**About this task**
Copy out each line of the data that holds the string "screenshot".

Website and app data records:
──────────────────────────────

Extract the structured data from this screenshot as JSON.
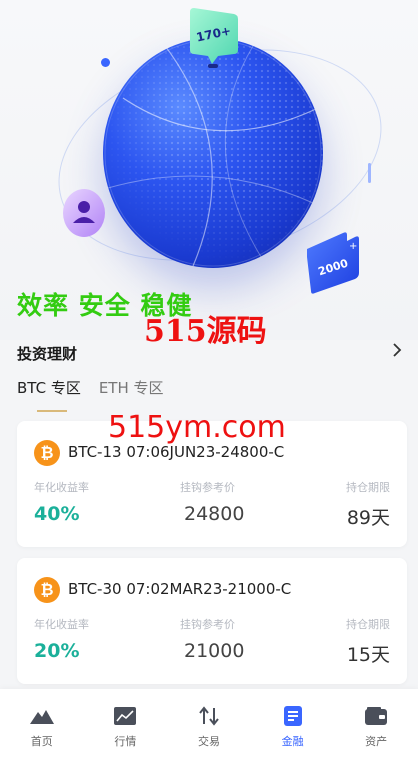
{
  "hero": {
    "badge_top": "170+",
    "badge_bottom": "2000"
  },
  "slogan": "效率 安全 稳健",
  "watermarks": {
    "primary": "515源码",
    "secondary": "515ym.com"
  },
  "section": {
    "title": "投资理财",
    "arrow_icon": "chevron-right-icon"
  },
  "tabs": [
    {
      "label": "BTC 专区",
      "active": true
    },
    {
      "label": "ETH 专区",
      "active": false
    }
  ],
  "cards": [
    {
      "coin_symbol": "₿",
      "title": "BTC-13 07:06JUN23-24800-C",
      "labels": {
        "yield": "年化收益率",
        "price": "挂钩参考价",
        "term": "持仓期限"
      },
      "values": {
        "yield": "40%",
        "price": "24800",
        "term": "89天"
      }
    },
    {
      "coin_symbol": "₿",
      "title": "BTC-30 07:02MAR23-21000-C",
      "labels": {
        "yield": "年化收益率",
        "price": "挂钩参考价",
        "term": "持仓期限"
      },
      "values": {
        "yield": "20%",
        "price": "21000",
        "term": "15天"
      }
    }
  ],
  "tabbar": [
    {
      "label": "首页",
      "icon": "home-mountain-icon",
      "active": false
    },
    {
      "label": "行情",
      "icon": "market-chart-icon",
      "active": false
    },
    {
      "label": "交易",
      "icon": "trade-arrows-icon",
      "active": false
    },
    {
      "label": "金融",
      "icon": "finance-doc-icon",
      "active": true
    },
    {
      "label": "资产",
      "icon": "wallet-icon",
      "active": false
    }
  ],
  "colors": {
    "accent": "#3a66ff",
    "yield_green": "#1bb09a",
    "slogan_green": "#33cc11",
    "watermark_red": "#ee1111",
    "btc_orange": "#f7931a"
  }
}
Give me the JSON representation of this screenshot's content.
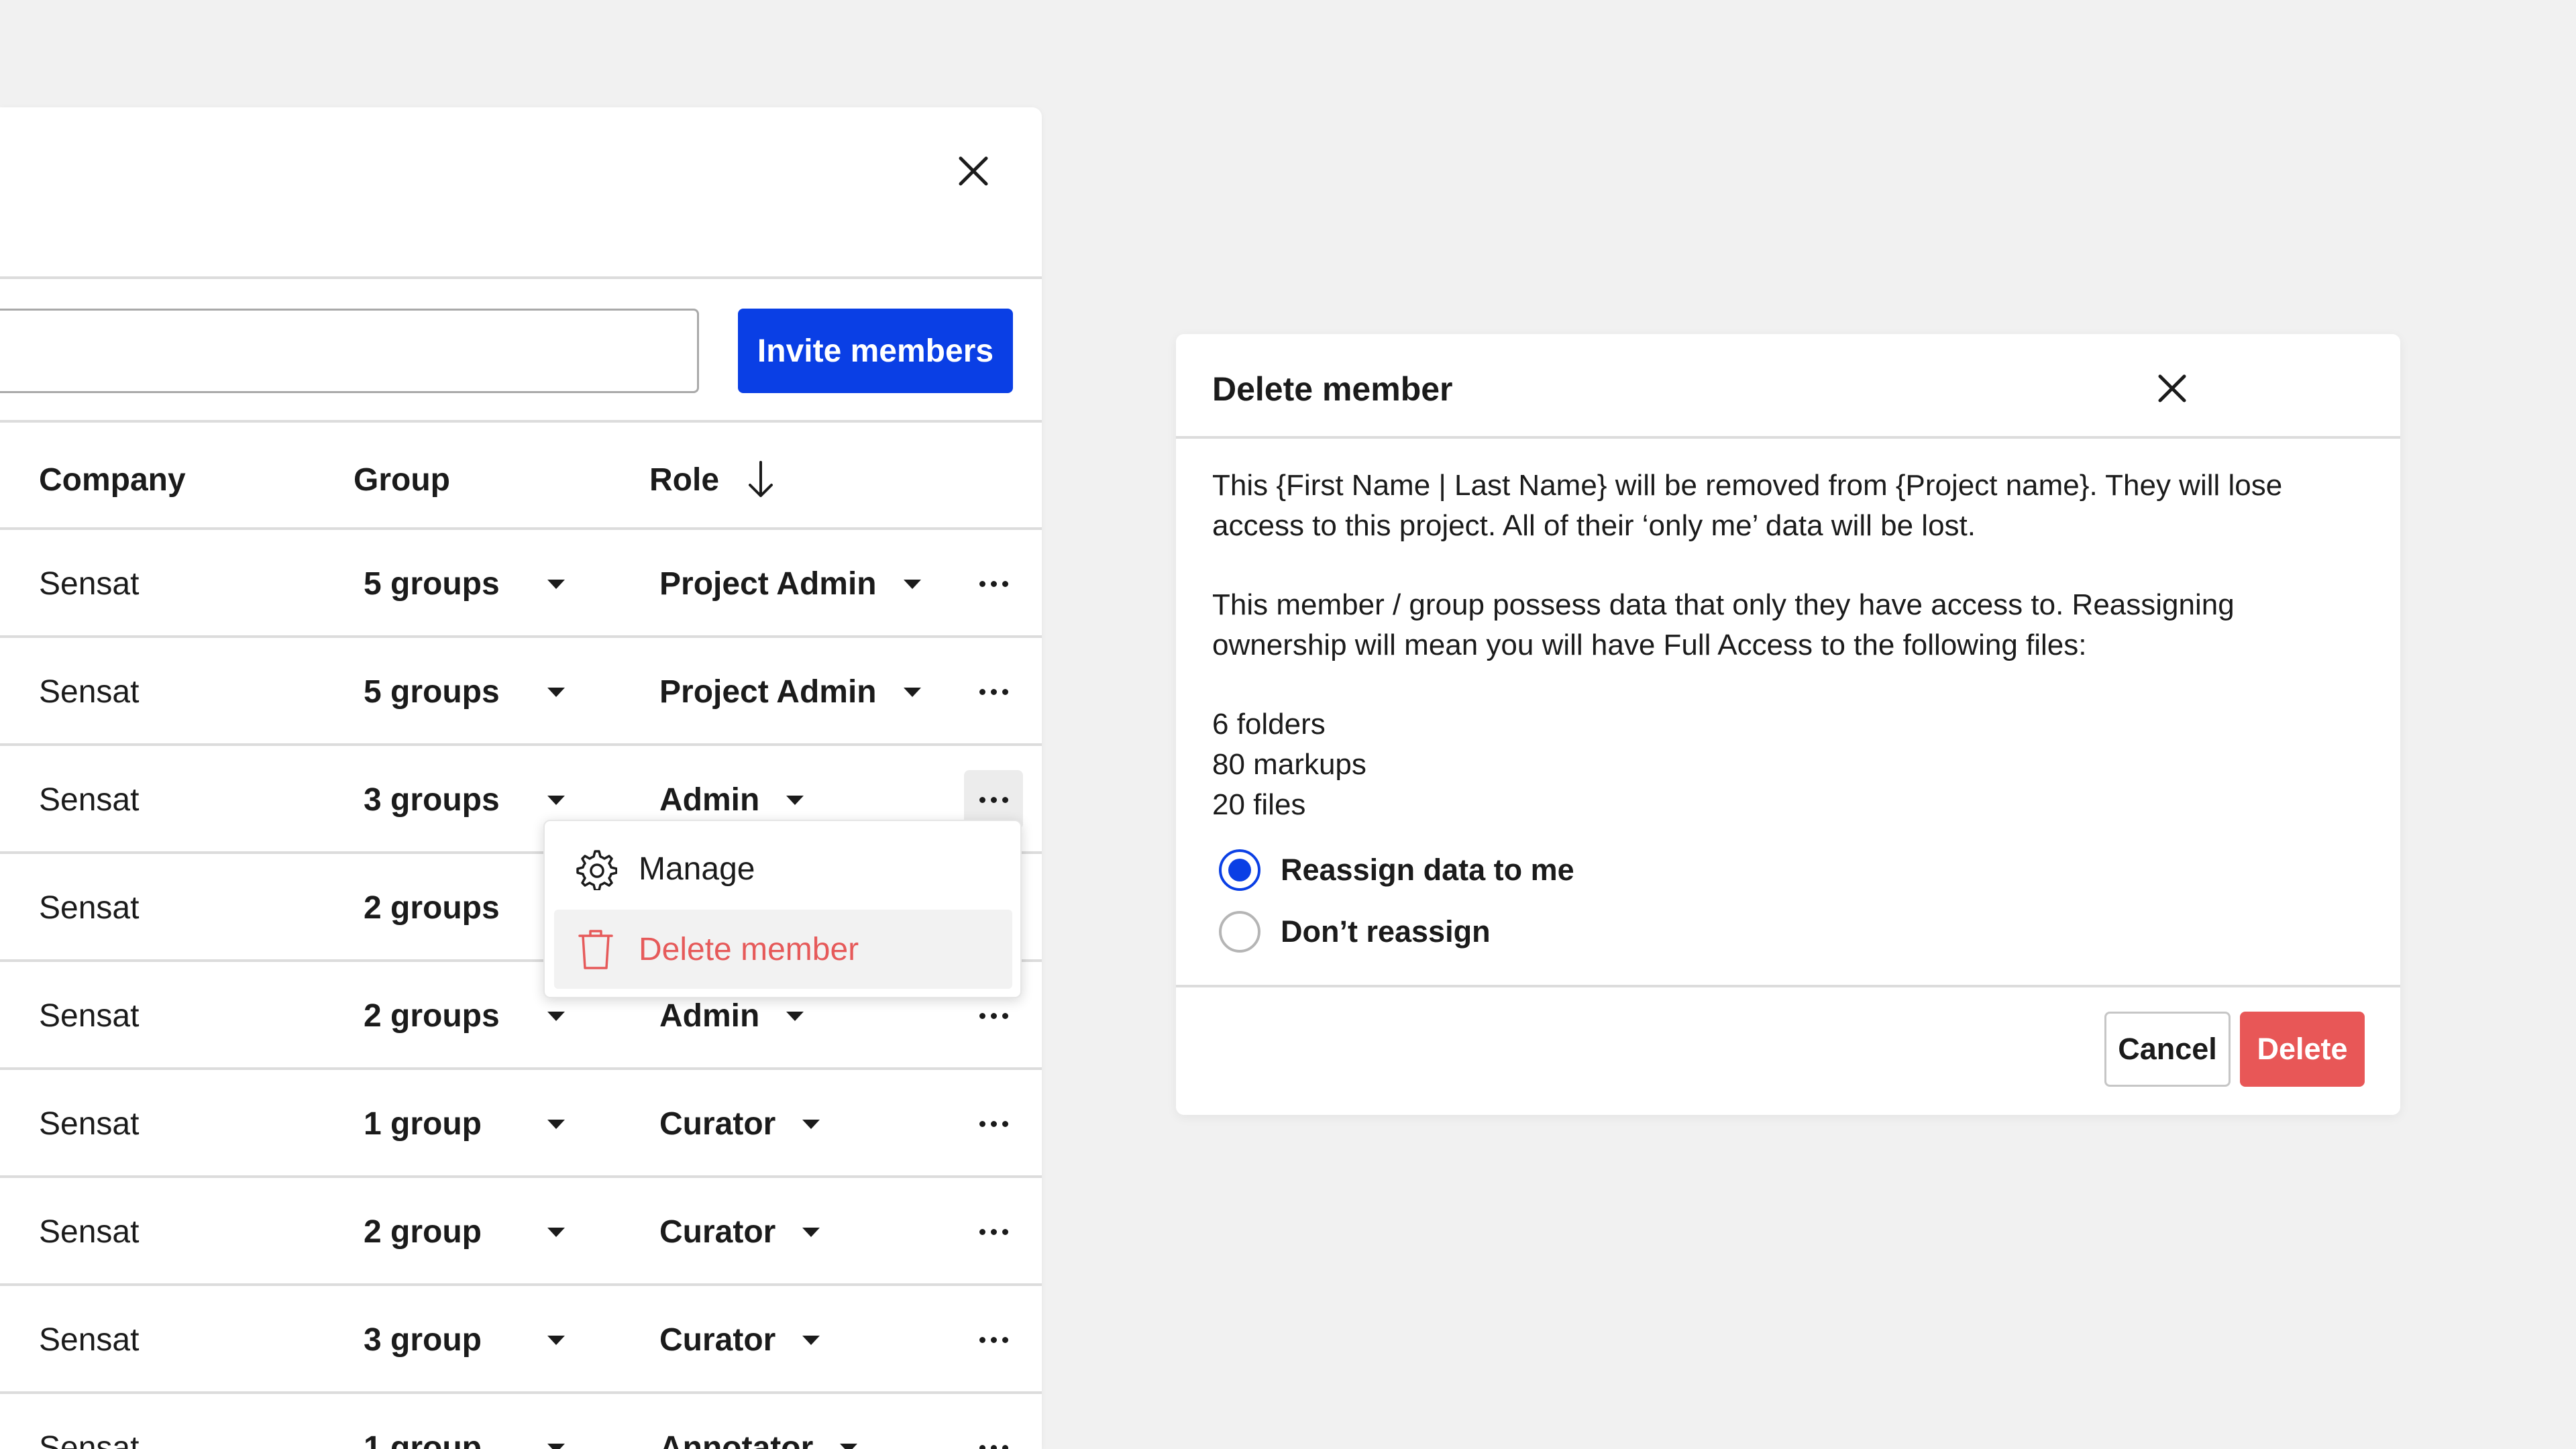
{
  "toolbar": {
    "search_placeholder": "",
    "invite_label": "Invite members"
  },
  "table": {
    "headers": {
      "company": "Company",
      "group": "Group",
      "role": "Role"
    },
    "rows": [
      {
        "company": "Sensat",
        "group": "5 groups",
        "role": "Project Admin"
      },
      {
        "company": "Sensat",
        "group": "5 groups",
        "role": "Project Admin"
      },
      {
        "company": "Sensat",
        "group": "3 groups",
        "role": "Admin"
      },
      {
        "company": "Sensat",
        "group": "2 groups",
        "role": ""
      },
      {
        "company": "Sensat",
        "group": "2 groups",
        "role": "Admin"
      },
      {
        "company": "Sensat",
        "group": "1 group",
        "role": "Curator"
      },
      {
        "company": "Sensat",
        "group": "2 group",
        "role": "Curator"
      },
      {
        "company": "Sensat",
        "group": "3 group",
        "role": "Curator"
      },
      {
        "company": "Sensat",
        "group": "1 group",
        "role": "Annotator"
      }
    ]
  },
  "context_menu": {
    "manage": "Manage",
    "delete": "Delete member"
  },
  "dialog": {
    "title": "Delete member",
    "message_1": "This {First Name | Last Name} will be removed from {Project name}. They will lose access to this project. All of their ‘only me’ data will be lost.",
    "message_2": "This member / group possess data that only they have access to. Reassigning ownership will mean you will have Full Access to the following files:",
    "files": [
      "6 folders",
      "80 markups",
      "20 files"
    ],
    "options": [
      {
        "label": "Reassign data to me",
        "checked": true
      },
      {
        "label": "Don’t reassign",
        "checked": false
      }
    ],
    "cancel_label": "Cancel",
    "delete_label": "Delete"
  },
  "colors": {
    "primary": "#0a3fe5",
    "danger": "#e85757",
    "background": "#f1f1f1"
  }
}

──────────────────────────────

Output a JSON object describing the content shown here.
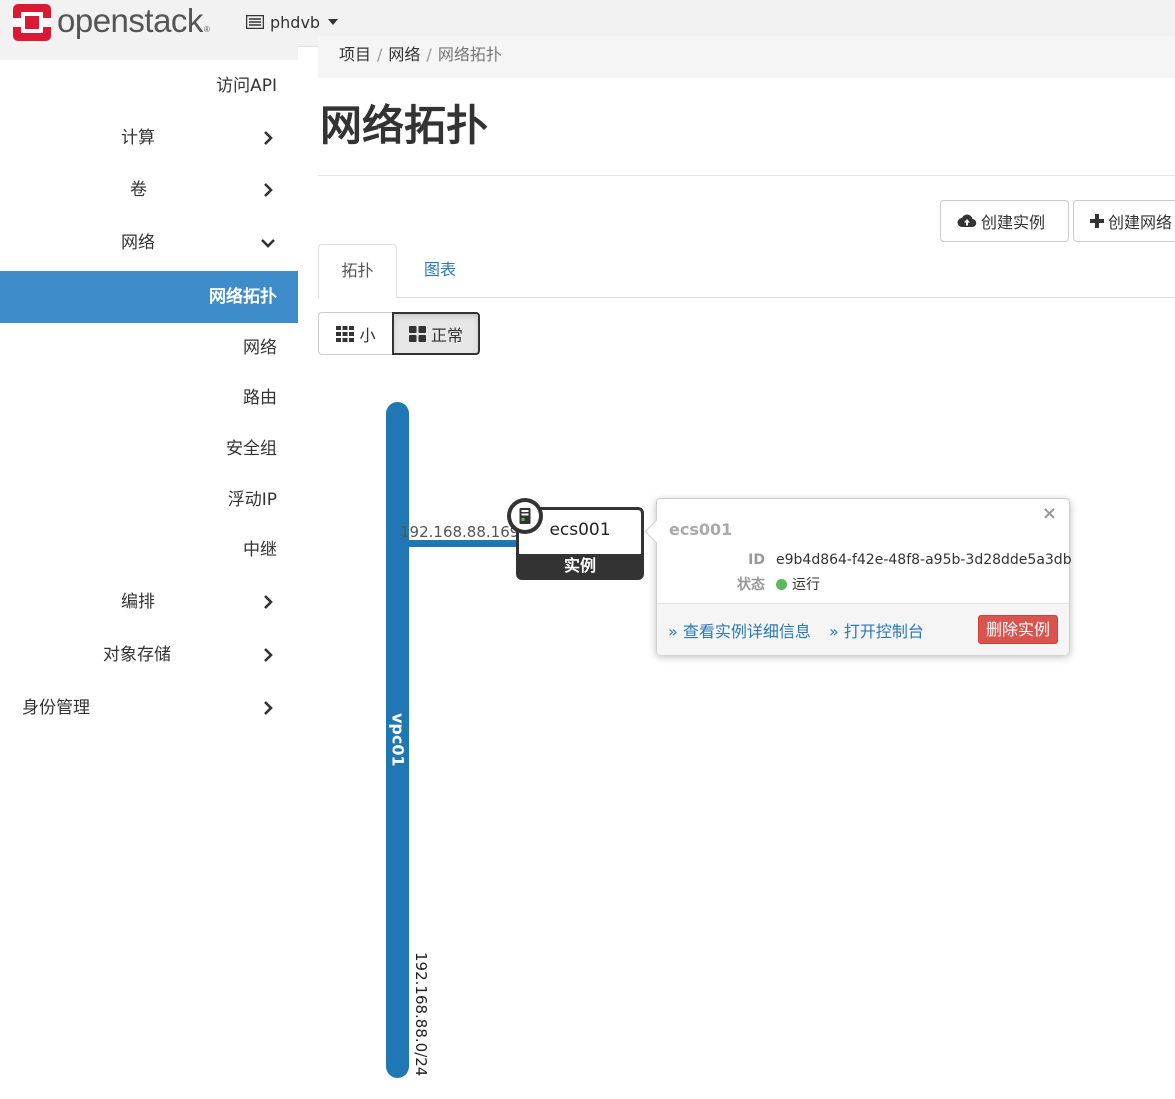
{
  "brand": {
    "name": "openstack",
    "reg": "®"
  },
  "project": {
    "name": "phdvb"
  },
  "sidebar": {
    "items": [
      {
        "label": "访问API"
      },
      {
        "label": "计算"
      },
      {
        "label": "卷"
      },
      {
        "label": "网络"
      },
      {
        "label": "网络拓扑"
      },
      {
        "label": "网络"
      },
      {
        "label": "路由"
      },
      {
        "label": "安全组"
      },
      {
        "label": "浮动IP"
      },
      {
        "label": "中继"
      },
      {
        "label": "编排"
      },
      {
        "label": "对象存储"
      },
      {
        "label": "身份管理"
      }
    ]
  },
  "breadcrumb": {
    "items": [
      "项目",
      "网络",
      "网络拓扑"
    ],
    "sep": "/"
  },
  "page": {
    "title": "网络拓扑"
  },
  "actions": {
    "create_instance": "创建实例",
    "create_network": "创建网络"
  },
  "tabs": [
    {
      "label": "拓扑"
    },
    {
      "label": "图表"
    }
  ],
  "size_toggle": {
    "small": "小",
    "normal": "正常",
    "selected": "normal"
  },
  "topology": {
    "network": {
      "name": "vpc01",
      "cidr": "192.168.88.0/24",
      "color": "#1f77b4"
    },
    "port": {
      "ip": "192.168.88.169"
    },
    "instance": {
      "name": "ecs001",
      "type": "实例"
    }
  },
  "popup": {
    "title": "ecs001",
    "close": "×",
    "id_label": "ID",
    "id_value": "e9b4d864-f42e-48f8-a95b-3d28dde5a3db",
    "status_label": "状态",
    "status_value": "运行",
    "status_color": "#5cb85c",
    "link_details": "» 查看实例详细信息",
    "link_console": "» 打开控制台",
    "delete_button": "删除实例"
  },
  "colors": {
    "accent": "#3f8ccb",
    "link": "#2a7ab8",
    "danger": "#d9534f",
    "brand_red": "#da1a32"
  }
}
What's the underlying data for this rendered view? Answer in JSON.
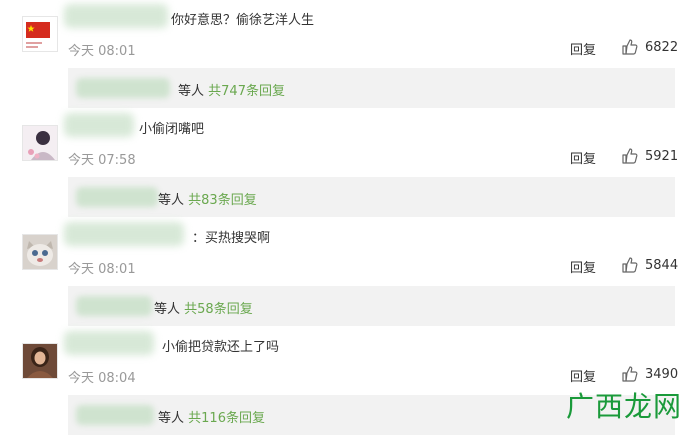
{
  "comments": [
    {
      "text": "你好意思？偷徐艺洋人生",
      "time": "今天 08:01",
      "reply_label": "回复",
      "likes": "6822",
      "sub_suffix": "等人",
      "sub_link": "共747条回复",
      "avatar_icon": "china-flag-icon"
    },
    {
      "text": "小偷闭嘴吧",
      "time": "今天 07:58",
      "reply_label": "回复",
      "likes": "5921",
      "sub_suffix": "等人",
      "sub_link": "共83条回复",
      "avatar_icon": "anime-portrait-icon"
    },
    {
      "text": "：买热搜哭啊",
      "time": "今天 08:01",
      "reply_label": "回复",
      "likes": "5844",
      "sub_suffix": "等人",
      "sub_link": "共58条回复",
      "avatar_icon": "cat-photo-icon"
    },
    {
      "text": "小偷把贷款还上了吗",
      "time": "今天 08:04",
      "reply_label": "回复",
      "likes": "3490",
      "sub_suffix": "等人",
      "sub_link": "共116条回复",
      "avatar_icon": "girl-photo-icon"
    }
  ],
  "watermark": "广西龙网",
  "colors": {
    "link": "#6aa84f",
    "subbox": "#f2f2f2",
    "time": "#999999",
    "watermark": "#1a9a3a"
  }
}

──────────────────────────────

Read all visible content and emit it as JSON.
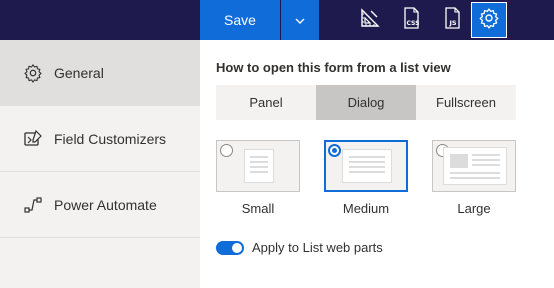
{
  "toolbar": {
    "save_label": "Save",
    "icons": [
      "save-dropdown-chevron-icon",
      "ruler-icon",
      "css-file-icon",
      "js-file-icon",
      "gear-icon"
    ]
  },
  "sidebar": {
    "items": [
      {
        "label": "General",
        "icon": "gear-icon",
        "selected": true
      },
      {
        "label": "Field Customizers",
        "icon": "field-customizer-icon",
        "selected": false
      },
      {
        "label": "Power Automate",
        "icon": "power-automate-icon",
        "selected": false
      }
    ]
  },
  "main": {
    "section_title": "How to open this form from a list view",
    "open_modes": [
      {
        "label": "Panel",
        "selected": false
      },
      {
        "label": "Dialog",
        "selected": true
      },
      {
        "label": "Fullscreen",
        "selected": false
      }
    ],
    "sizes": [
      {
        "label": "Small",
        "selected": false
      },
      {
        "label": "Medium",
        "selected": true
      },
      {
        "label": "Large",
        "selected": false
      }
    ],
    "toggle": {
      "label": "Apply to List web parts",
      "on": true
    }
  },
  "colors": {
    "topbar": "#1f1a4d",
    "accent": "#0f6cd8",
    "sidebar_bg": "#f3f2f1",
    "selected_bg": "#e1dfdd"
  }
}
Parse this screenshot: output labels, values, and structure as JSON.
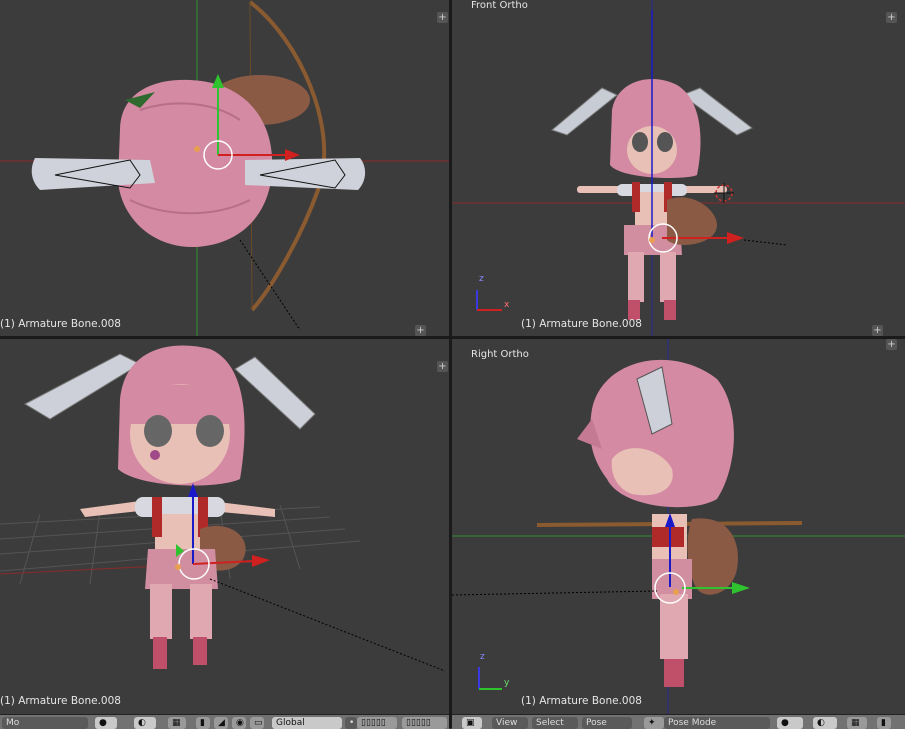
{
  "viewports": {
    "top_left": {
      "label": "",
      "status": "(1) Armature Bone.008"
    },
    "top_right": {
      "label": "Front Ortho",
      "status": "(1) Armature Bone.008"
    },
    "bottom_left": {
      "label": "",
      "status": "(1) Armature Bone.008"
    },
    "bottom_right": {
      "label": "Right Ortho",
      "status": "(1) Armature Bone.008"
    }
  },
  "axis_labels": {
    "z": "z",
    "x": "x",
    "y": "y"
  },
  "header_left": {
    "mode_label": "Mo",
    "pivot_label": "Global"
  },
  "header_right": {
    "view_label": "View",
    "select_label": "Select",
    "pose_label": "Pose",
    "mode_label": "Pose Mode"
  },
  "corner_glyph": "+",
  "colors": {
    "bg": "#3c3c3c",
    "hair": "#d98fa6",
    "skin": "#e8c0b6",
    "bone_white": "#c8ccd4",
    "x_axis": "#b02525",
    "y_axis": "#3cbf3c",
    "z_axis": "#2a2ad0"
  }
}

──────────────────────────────

**Answer space**
Extract the structured data from this screenshot as JSON.
Give me the JSON representation of this screenshot's content.
Parse this screenshot: output labels, values, and structure as JSON.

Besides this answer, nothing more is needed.